> [RECORDS PROVIDED]
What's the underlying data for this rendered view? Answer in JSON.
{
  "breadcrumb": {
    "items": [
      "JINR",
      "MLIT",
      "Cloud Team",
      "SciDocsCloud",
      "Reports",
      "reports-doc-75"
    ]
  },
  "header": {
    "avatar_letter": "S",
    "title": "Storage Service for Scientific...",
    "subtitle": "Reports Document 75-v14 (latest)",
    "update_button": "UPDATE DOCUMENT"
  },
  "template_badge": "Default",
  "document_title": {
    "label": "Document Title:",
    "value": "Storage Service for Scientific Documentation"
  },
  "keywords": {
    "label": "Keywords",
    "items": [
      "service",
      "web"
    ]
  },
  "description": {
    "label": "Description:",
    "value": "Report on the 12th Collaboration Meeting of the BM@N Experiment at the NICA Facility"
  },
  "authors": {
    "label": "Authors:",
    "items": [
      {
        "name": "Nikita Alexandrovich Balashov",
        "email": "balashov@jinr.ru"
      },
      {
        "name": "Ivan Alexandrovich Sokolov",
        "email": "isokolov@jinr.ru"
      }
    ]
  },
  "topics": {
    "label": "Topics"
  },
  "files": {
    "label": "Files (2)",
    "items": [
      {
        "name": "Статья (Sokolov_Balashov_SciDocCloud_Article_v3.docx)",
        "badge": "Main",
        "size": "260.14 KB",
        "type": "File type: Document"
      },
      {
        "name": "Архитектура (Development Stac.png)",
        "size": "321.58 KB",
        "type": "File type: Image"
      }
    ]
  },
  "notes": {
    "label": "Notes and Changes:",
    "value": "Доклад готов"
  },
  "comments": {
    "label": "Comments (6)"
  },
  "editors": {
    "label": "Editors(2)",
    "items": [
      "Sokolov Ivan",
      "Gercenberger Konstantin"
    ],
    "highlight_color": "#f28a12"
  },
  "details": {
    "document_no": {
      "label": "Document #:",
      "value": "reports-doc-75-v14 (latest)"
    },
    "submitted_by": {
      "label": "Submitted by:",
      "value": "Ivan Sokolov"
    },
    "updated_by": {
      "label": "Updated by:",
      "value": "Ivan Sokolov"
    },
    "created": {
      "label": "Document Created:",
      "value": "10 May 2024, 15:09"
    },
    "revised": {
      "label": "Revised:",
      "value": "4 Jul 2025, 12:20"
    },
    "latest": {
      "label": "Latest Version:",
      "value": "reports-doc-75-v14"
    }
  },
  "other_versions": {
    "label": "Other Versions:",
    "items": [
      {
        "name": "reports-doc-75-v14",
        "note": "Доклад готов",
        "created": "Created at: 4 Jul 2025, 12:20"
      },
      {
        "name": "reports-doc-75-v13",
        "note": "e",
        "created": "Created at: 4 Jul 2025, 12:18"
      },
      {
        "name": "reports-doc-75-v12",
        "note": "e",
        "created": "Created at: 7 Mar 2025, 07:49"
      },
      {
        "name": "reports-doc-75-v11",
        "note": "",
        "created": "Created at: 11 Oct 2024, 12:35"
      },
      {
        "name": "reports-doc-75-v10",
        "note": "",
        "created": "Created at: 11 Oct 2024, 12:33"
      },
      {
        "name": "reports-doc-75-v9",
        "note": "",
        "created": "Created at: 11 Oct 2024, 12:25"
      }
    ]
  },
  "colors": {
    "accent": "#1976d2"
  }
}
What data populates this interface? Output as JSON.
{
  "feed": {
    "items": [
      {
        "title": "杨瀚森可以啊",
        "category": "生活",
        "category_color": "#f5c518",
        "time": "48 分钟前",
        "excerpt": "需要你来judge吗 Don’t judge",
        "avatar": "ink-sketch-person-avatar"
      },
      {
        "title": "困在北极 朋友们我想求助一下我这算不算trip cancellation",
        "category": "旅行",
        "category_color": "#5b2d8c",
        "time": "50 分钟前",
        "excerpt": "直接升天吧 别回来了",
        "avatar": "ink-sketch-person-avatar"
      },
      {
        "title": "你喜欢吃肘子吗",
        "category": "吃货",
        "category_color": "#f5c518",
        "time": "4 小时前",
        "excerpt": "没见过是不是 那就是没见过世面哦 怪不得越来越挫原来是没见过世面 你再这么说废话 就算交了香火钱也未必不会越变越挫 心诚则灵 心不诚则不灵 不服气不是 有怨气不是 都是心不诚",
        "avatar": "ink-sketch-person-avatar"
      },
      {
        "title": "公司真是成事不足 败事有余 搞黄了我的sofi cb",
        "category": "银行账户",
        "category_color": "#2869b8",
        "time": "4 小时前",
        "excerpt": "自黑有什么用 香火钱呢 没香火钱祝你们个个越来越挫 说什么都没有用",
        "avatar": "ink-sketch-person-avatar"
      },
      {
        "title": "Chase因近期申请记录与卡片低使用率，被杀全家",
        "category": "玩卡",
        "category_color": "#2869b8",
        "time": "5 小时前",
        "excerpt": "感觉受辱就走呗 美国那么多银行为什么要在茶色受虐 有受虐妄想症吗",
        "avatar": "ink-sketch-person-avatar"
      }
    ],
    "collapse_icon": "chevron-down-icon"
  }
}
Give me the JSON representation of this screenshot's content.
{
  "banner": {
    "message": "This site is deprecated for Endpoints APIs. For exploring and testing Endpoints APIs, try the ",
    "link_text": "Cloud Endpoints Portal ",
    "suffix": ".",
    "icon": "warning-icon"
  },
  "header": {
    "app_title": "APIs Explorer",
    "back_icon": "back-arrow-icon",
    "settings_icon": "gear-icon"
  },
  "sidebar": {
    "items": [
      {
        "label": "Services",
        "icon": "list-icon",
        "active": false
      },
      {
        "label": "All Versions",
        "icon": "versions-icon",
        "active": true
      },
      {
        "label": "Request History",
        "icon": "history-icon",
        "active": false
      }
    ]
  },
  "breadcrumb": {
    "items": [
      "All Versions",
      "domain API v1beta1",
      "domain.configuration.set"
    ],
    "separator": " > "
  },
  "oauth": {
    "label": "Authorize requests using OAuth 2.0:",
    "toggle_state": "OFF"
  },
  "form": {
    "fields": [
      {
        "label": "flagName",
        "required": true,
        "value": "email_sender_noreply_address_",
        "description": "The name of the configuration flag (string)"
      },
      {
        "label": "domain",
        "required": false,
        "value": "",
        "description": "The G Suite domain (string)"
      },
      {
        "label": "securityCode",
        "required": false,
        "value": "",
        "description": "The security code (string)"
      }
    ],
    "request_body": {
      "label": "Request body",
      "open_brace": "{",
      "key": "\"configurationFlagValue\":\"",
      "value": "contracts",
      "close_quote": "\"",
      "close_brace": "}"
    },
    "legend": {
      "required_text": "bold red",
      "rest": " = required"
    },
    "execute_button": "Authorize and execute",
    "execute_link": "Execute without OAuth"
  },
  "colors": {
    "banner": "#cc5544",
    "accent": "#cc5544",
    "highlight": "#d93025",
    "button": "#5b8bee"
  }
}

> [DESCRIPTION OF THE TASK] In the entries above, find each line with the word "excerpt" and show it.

> [PROBLEM SOLUTION]
        "excerpt": "需要你来judge吗 Don’t judge",
        "excerpt": "直接升天吧 别回来了",
        "excerpt": "没见过是不是 那就是没见过世面哦 怪不得越来越挫原来是没见过世面 你再这么说废话 就算交了香火钱也未必不会越变越挫 心诚则灵 心不诚则不灵 不服气不是 有怨气不是 都是心不诚",
        "excerpt": "自黑有什么用 香火钱呢 没香火钱祝你们个个越来越挫 说什么都没有用",
        "excerpt": "感觉受辱就走呗 美国那么多银行为什么要在茶色受虐 有受虐妄想症吗",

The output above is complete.